“Oftentimes data and information is shared and applied on an aggregate level for the state, but of course it’s the county executives and the health officers who really need to look at a jurisdiction’s specific needs,” she said. ”As jurisdictions have stood up different data platforms and as epidemiologists are combing through data, it’s so important that there’s a shared understanding and access to the data and information that the state has.”
States and counties nationwide have differed in how much data they make public, which can sow confusion among local leaders and shape policy decisions that could endanger people, said Crystal Watson, a senior scholar at the Johns Hopkins Center for Health Security.

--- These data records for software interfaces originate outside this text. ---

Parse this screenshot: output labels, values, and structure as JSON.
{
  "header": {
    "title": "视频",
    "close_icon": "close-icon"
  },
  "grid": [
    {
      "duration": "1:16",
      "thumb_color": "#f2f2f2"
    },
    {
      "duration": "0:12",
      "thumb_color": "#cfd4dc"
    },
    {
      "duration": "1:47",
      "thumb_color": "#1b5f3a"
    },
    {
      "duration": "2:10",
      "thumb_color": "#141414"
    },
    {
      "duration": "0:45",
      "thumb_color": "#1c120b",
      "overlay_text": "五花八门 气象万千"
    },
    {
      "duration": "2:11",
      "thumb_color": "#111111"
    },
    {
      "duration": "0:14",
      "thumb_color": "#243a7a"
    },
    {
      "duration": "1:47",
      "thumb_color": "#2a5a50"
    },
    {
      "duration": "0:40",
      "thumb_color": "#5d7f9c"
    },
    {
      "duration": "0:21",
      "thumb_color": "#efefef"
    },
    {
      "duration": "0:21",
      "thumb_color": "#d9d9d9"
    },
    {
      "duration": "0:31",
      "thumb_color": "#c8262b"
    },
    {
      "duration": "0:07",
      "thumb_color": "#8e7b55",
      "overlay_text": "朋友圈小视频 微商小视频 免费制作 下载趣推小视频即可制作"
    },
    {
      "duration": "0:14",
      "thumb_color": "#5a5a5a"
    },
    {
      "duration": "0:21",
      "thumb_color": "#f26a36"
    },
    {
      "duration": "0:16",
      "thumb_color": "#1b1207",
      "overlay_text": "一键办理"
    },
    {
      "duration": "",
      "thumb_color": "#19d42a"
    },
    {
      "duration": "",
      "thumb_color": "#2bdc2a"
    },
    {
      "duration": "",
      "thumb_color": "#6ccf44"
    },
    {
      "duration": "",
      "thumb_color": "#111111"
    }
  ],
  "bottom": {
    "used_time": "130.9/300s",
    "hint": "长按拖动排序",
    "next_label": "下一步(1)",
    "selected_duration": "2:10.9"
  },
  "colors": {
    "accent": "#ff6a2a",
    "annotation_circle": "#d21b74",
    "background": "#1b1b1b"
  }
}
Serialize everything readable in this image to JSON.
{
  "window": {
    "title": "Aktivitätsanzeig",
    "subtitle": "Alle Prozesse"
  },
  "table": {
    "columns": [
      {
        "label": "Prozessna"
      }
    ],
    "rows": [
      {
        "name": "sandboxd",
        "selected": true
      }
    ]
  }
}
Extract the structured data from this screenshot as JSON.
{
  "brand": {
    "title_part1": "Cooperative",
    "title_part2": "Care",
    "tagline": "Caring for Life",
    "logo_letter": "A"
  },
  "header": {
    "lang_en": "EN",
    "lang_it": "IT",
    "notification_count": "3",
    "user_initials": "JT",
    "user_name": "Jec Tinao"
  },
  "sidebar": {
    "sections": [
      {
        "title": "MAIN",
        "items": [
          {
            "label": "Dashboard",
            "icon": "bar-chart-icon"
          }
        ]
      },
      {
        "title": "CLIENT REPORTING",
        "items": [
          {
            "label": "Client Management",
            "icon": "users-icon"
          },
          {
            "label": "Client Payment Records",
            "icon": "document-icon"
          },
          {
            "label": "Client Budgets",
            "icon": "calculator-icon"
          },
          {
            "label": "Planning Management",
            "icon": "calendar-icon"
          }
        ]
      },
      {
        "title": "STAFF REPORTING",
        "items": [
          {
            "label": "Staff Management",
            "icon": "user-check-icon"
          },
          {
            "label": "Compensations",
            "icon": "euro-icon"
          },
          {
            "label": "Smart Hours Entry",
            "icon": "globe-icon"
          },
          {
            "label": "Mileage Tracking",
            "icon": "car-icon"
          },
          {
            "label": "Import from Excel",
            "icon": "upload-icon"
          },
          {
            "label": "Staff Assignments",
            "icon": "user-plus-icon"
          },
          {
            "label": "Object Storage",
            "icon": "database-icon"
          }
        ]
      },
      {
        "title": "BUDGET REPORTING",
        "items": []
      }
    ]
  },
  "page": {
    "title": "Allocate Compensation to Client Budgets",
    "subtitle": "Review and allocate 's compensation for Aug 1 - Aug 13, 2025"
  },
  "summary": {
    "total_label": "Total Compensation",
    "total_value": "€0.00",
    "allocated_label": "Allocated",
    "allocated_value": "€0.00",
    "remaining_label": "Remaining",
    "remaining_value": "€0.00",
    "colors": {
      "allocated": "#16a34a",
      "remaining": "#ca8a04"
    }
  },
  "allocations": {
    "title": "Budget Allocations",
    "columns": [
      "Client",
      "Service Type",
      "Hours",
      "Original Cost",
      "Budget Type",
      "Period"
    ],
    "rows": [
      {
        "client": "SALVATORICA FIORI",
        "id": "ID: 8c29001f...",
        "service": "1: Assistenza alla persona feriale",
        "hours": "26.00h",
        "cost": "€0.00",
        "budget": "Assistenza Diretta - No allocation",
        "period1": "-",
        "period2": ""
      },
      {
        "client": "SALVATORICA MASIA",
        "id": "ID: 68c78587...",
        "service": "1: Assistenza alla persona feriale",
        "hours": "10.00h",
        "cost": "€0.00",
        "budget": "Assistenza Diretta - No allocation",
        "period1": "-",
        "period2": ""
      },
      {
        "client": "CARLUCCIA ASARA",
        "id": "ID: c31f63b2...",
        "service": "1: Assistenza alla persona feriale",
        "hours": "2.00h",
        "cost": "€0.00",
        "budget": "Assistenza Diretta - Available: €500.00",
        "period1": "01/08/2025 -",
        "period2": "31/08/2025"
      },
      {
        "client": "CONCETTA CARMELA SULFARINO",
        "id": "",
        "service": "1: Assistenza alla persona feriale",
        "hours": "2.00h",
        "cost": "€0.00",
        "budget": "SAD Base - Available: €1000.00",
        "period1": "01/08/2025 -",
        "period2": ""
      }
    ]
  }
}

Maryland health officials, though working hard, could use more resources and make their knowledge more transparent, Watson said. Some states, such as Louisiana, go so far as to list information on their websites about where outbreaks took place and the number of people affected in each setting.
If the state cannot dramatically enhance its contact tracing or data sorting operation, it must do better at getting test results back to people with the coronavirus so they can make informed decisions, she said.
“The program should continue to try to staff up,” Watson said, “but in the meantime, the governor should look at areas with increasing case numbers, and leadership should consider more social distancing or business restrictions to bring numbers down.”
Baltimore Sun reporters Pamela Wood and Wilborn P. Nobles III contributed to this article.